What is a Foil Resistor? The metal foil resistor has the best precision and stability properties of all resistor types. The foil is made of an alloy of usually Nichrome with additives. It is mounted on a ceramic carrier with high heat conductivity. The foil has a thickness of only several micrometers. The desired resistance value is achieved by a photoetched resistive pattern in the foil. The metal foil resistor has a low Temperature Coefficient of Resistance (TCR), good long term stability, low noise, low capacitance, fast thermal stabilization and no inductance. The low TCR is one of the most important parameters that influence the stability. This means that the resistance value will vary only a small amount as the ambient temperature and the resistor’s internal temperature changes. Over a range from 0 till 60 deg C, a typical value for TCR is around 1 ppm per deg C. This depends on the construction (thermo-mechanical effects) and the properties of the foil material. In the planar foil the pattern is made parallel to reduce inductance (max 0.08 microH). Foil Resistor Definition A foil resistor is a high precision component to limit electric current. The opposition to current flow is provided by a very thin piece of metal. Metal Foil Resistor Characteristics The excellent properties for precision and stability are due to a combination of several characteristics, which are following from the design principles of the metal foil resistor. Temperature Coefficient, Resistance (TCR) – Foil resistors achieve a low TCR by taking advantage of two characteristics of the foil. The resistance of the foil naturally increases as temperature increases. The resistor is manufactured so that rising temperature causes compression of the foil. This makes the resistance drop as temperature rises. The total effect is one of very little resistance change as...

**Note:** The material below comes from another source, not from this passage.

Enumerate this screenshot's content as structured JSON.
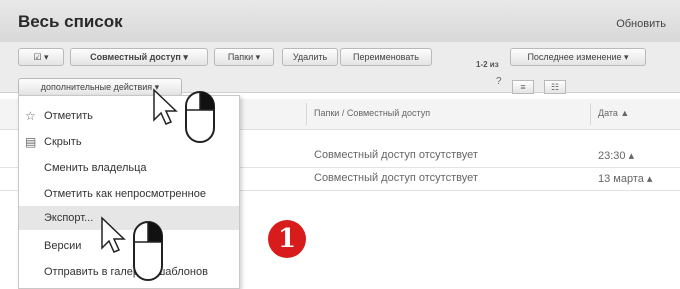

Resistors are produced with a wide variety of materials and manufacturing processes. Each resistor material has its typical properties and specific areas of use. The main types that are used in electrical engineering are summed below. Wirewound (WW) These types are made by winding resistance wire in a spiral around a non-conductive core. The resistance wire is usually a nickel-chromium alloy and the core is often ceramic or fiberglass. A coating such as vitreous enamel is used for protection. The spiral winding has capacitive and inductive effects that makes it not suitable for applications higher than 50 kHz. Often other winding techniques are used to reduce the undesired high frequency effects. Wirewound resistors are essentially produced for high precision or for high power applications. They have low noise, are robust, and are temperature stable. Resistance values are available from 0.1 up to 100 kW, with accuracies between 0.001 and 20%. Carbon Composition (CCR) The resistive element is made from a mixture of fine carbon particles and a non-conductive ceramic material. The substance is pressed in a cylindrical shape and baked. The resistance value depends on the dimensions of the body and the ratio between carbon and ceramic material. More carbon means a lower resistance. Carbon composition resistors are remarkably reliable, but have a poor accuracy with a maximum tolerance around 5%. Until the 1960s they were the standard for general applications. They quickly lost market share as other resistor types came on the market with better properties for tolerance, voltage coefficient, temperature coefficient, stability and finally cost. However, their ability to withstand high energy pulses and their high reliability makes them still useful for certain applications. Examples are power supplies and welding controls. Carbon Film A thin, pure carbon film is deposited on an insulating cylindrical...